• TASK TO COMPLETE
Exactly reproduce all the records, keeping pictures out of the copy.

*** RECORDS FOR PROCESSING ***

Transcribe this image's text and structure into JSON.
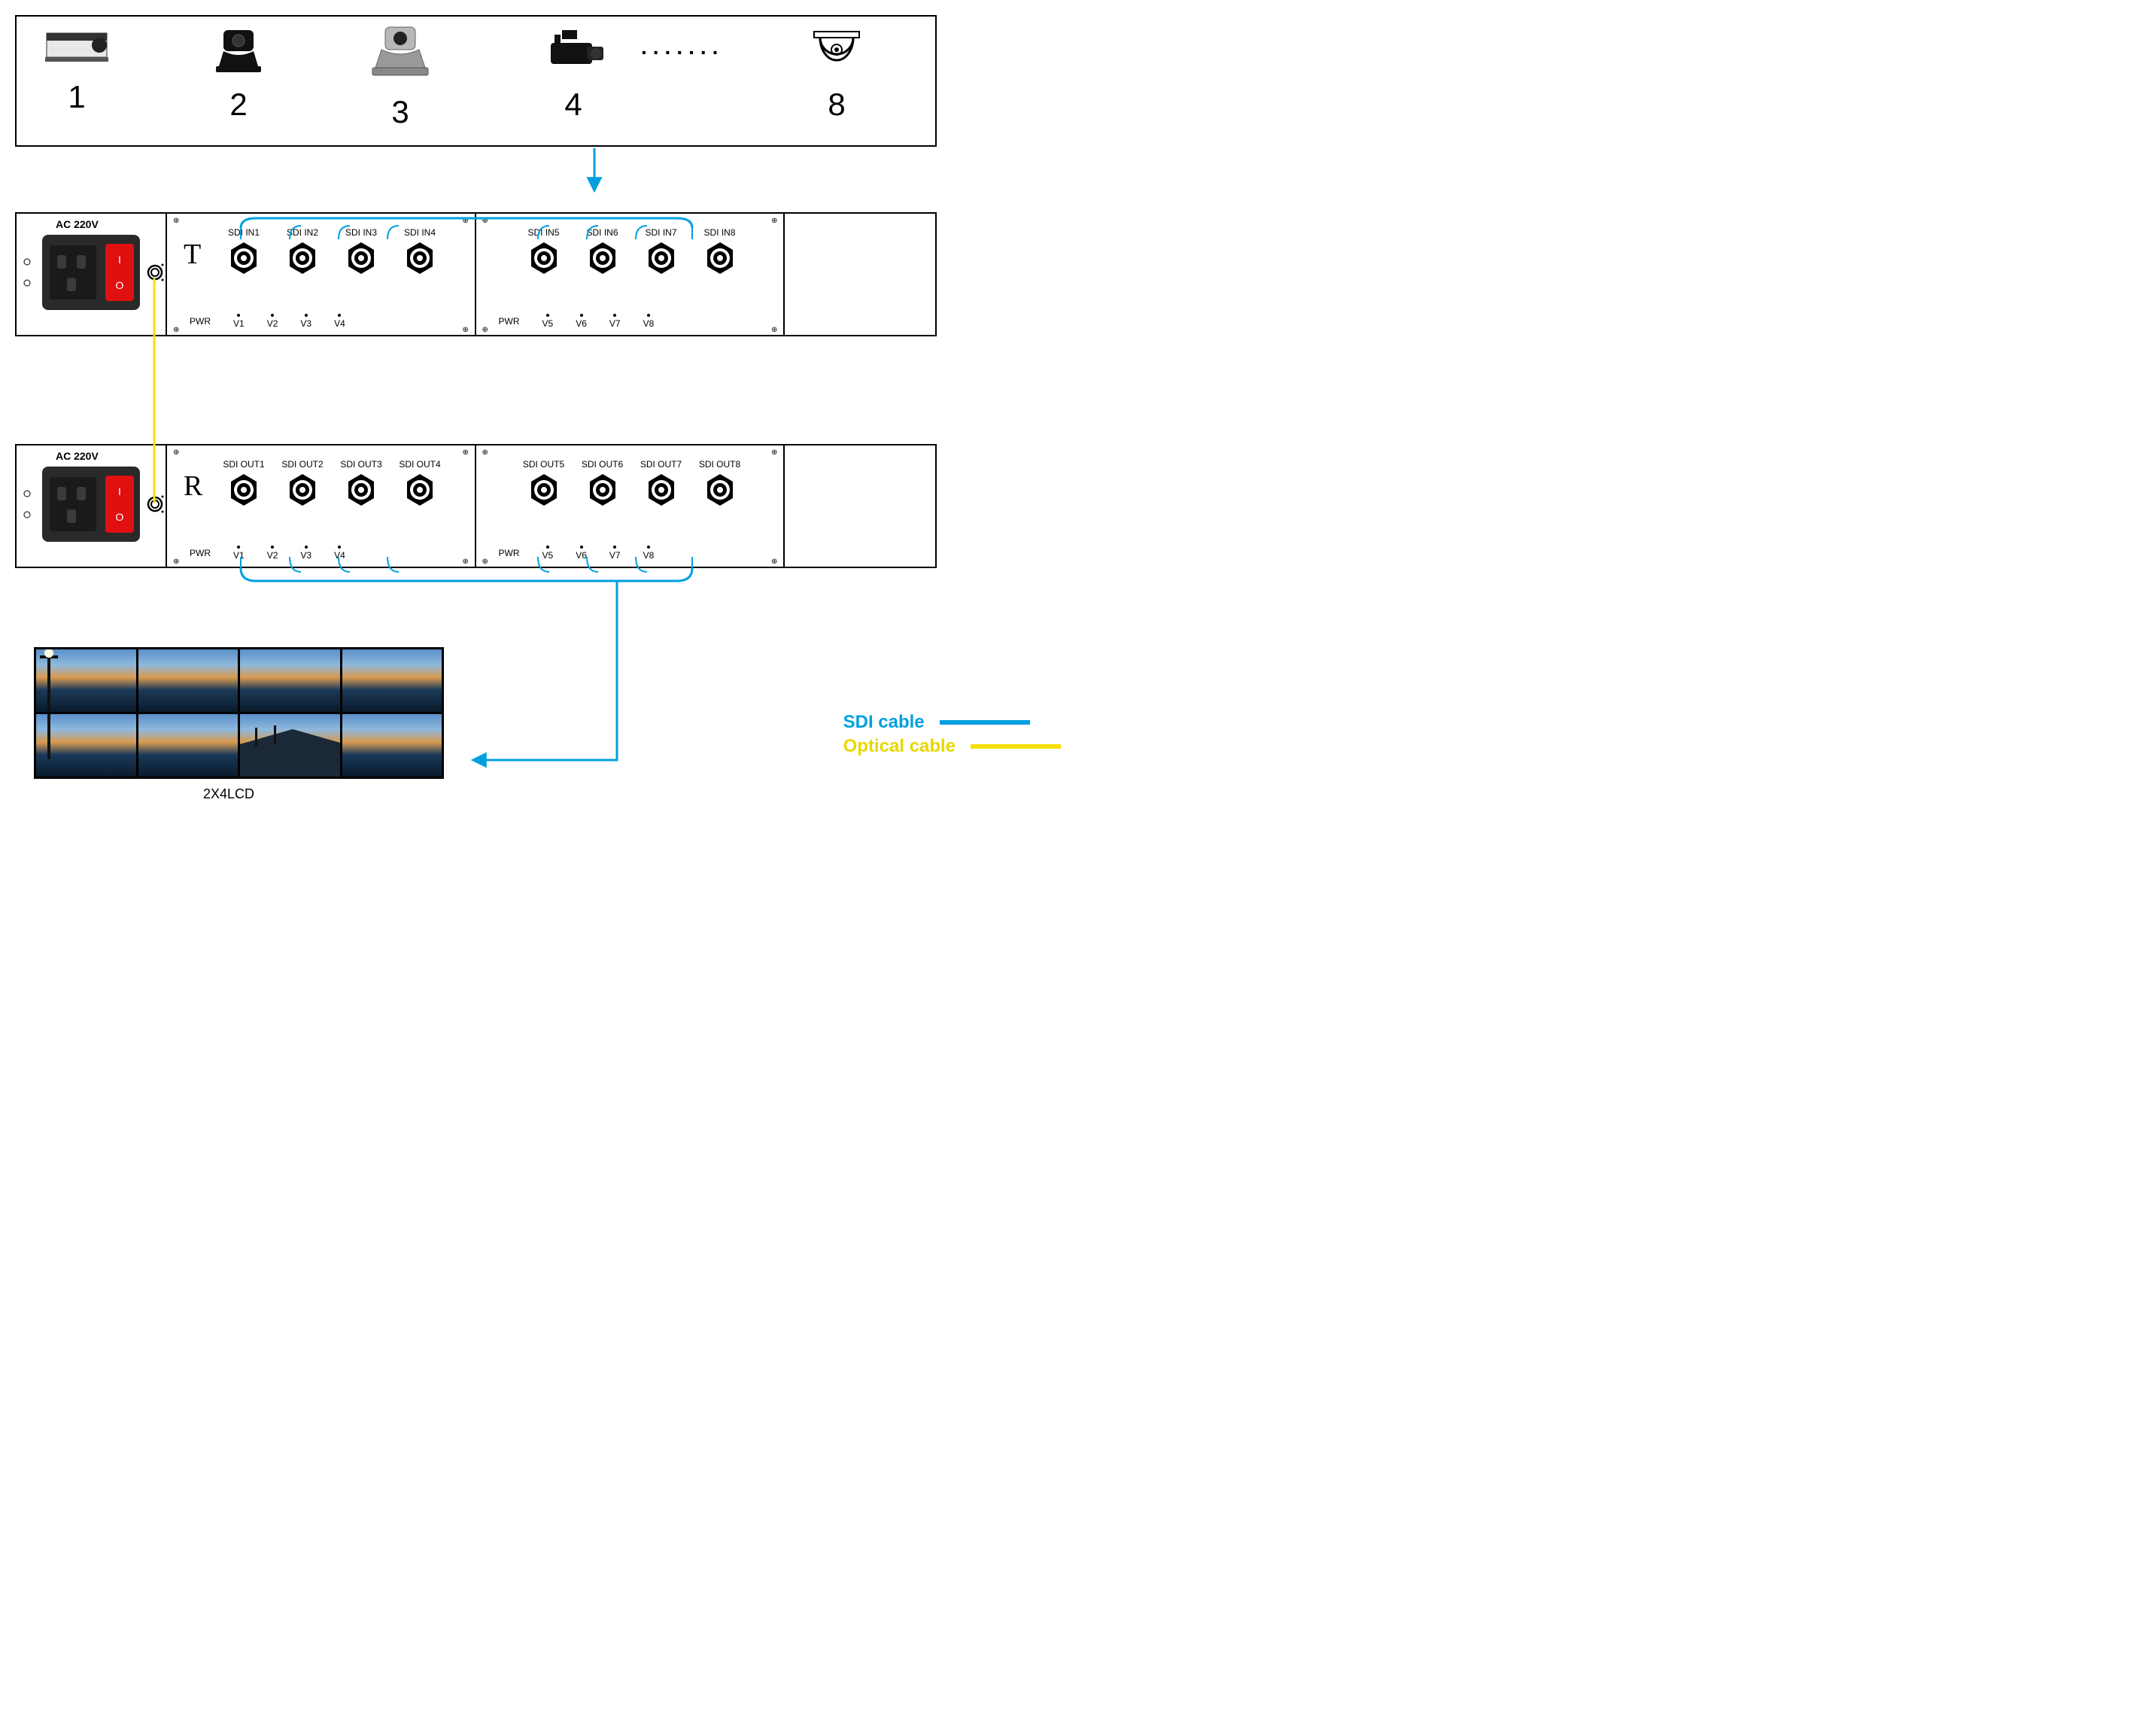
{
  "cameras": {
    "items": [
      {
        "number": "1",
        "type": "box-camera"
      },
      {
        "number": "2",
        "type": "ptz-camera-black"
      },
      {
        "number": "3",
        "type": "ptz-camera-silver"
      },
      {
        "number": "4",
        "type": "pro-camcorder"
      },
      {
        "number": "8",
        "type": "dome-camera"
      }
    ],
    "ellipsis": "......."
  },
  "transmitter": {
    "power_label": "AC 220V",
    "unit_letter": "T",
    "left_module": {
      "ports": [
        "SDI IN1",
        "SDI IN2",
        "SDI IN3",
        "SDI IN4"
      ],
      "pwr": "PWR",
      "leds": [
        "V1",
        "V2",
        "V3",
        "V4"
      ]
    },
    "right_module": {
      "ports": [
        "SDI IN5",
        "SDI IN6",
        "SDI IN7",
        "SDI IN8"
      ],
      "pwr": "PWR",
      "leds": [
        "V5",
        "V6",
        "V7",
        "V8"
      ]
    }
  },
  "receiver": {
    "power_label": "AC 220V",
    "unit_letter": "R",
    "left_module": {
      "ports": [
        "SDI OUT1",
        "SDI OUT2",
        "SDI OUT3",
        "SDI OUT4"
      ],
      "pwr": "PWR",
      "leds": [
        "V1",
        "V2",
        "V3",
        "V4"
      ]
    },
    "right_module": {
      "ports": [
        "SDI OUT5",
        "SDI OUT6",
        "SDI OUT7",
        "SDI OUT8"
      ],
      "pwr": "PWR",
      "leds": [
        "V5",
        "V6",
        "V7",
        "V8"
      ]
    }
  },
  "video_wall": {
    "label": "2X4LCD",
    "rows": 2,
    "cols": 4
  },
  "legend": {
    "sdi": {
      "label": "SDI cable",
      "color": "#00a0e0"
    },
    "optical": {
      "label": "Optical cable",
      "color": "#f5e000"
    }
  },
  "colors": {
    "sdi_cable": "#00a0e0",
    "optical_cable": "#f5e000",
    "switch_red": "#e01010"
  }
}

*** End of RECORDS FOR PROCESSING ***

• SOLUTION FOR THIS EXERCISE
Transcribe this image's text and structure into JSON.
{
  "cameras": {
    "items": [
      {
        "number": "1",
        "type": "box-camera"
      },
      {
        "number": "2",
        "type": "ptz-camera-black"
      },
      {
        "number": "3",
        "type": "ptz-camera-silver"
      },
      {
        "number": "4",
        "type": "pro-camcorder"
      },
      {
        "number": "8",
        "type": "dome-camera"
      }
    ],
    "ellipsis": "......."
  },
  "transmitter": {
    "power_label": "AC 220V",
    "unit_letter": "T",
    "left_module": {
      "ports": [
        "SDI IN1",
        "SDI IN2",
        "SDI IN3",
        "SDI IN4"
      ],
      "pwr": "PWR",
      "leds": [
        "V1",
        "V2",
        "V3",
        "V4"
      ]
    },
    "right_module": {
      "ports": [
        "SDI IN5",
        "SDI IN6",
        "SDI IN7",
        "SDI IN8"
      ],
      "pwr": "PWR",
      "leds": [
        "V5",
        "V6",
        "V7",
        "V8"
      ]
    }
  },
  "receiver": {
    "power_label": "AC 220V",
    "unit_letter": "R",
    "left_module": {
      "ports": [
        "SDI OUT1",
        "SDI OUT2",
        "SDI OUT3",
        "SDI OUT4"
      ],
      "pwr": "PWR",
      "leds": [
        "V1",
        "V2",
        "V3",
        "V4"
      ]
    },
    "right_module": {
      "ports": [
        "SDI OUT5",
        "SDI OUT6",
        "SDI OUT7",
        "SDI OUT8"
      ],
      "pwr": "PWR",
      "leds": [
        "V5",
        "V6",
        "V7",
        "V8"
      ]
    }
  },
  "video_wall": {
    "label": "2X4LCD",
    "rows": 2,
    "cols": 4
  },
  "legend": {
    "sdi": {
      "label": "SDI cable",
      "color": "#00a0e0"
    },
    "optical": {
      "label": "Optical cable",
      "color": "#f5e000"
    }
  },
  "colors": {
    "sdi_cable": "#00a0e0",
    "optical_cable": "#f5e000",
    "switch_red": "#e01010"
  }
}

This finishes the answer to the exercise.